The Black Book is a 1993 crime novel by Ian Rankin, the fifth of the Inspector Rebus novels. It is the first book to feature Siobhan Clarke and Morris Gerald Cafferty appears as a main character. It is also the first book where Rebus is based at St Leonards police station.
Knots and Crosses is a 1987 crime novel by Ian Rankin. It is the first of the Inspector Rebus novels. It was written while Rankin was a postgraduate student at the University of Edinburgh. In the introduction to this novel, Rankin states that Rebus lives directly opposite the window in Marchmont that he looked out of while writing the book.
Hide and Seek is a 1991 crime novel by Ian Rankin. It is the second of the Inspector Rebus novels. This novel is not to be confused with James Patterson's 1996 novel Hide and Seek.
Tooth and Nail is a 1992 crime novel by Ian Rankin, originally entitled Wolfman. It is the third of the Inspector Rebus novels.
Strip Jack is a 1992 crime novel by Ian Rankin. It is the fourth of the Inspector Rebus novels.
Mortal Causes is a 1994 novel by Ian Rankin. It is the sixth of the Inspector Rebus novels. It was the fourth episode in the Rebus television series starring John Hannah, airing in 2004.
Let it Bleed is a 1995 crime novel by Ian Rankin. It is the seventh of the Inspector Rebus novels. The US edition has a final chapter which the UK edition does not have, as the author's 'Introduction' explains.
Black & Blue is a 1997 crime novel by Ian Rankin. The eighth of the Inspector Rebus novels, it was the first to be adapted in the Rebus television series starring John Hannah, airing in 2000.
The Hanging Garden is a 1998 crime novel by Ian Rankin. It is the ninth of the Inspector Rebus novels. It was the second episode in the Rebus television series starring John Hannah, airing in 2001.
Dead Souls is a 1999 crime novel by Ian Rankin that features Inspector Rebus. The title refers both to Joy Division's song "Dead Souls" and to the 1842 Nikolai Gogol novel Dead Souls; quotes from the latter appear at the beginnings of the two divisions of the book. The novel won the French Grand Prix de Littérature Policière upon its publication there in 2004.
Resurrection Men is a 2002 novel by Ian Rankin. It is the thirteenth of the Inspector Rebus novels.
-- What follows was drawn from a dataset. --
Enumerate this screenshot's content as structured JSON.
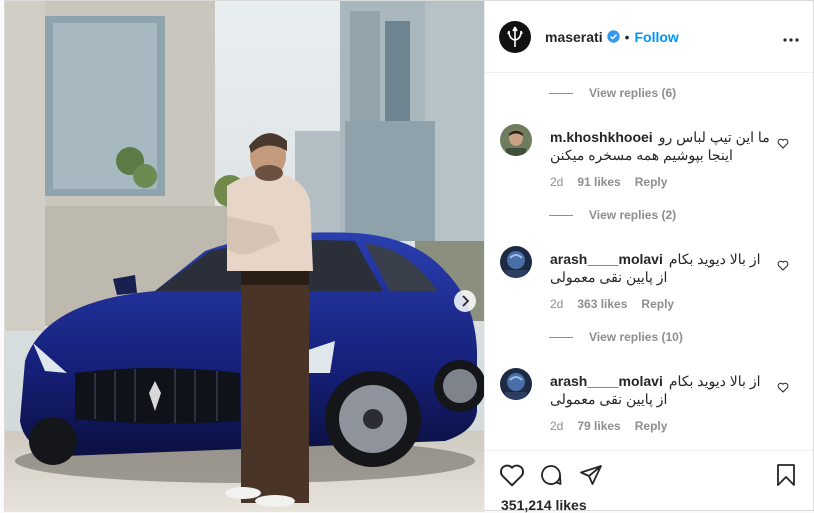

It won the Edgar Award for Best Novel in 2004.
The Falls is a 2001 crime novel by Ian Rankin. It is the twelfth of the Inspector Rebus novels. It was the first episode in the second Rebus television series starring Ken Stott, airing in 2006, substantially changed from the novel and somewhat resembling the plot of the film Chinatown.
The Naming of the Dead is a crime novel by Ian Rankin. It is the sixteenth of the Inspector Rebus novels. It is set in Edinburgh in July 2005, in the week of the G8 summit in Gleneagles.
Mary King's Close is a historic close located under buildings on the Royal Mile, in the historic Old Town area of Edinburgh, Scotland. It took its name from one Mary King, a merchant burgess who resided on the Close in the 17th century. The close was partially demolished and buried due to the building of the Royal Exchange in the 18th century, and later closed to the public for many years. The area became shrouded in myths and urban legends; tales of hauntings and murders abounded.
Dumbiedykes is a residential area in the centre of Edinburgh, Scotland.
Rather Be the Devil is the 21st instalment in the Inspector Rebus series of crime novels, published in November 2016. Rather Be the Devil topped the bestseller charts for hardback fiction. The title was inspired by a John Martyn song from his 1973 album Solid Air.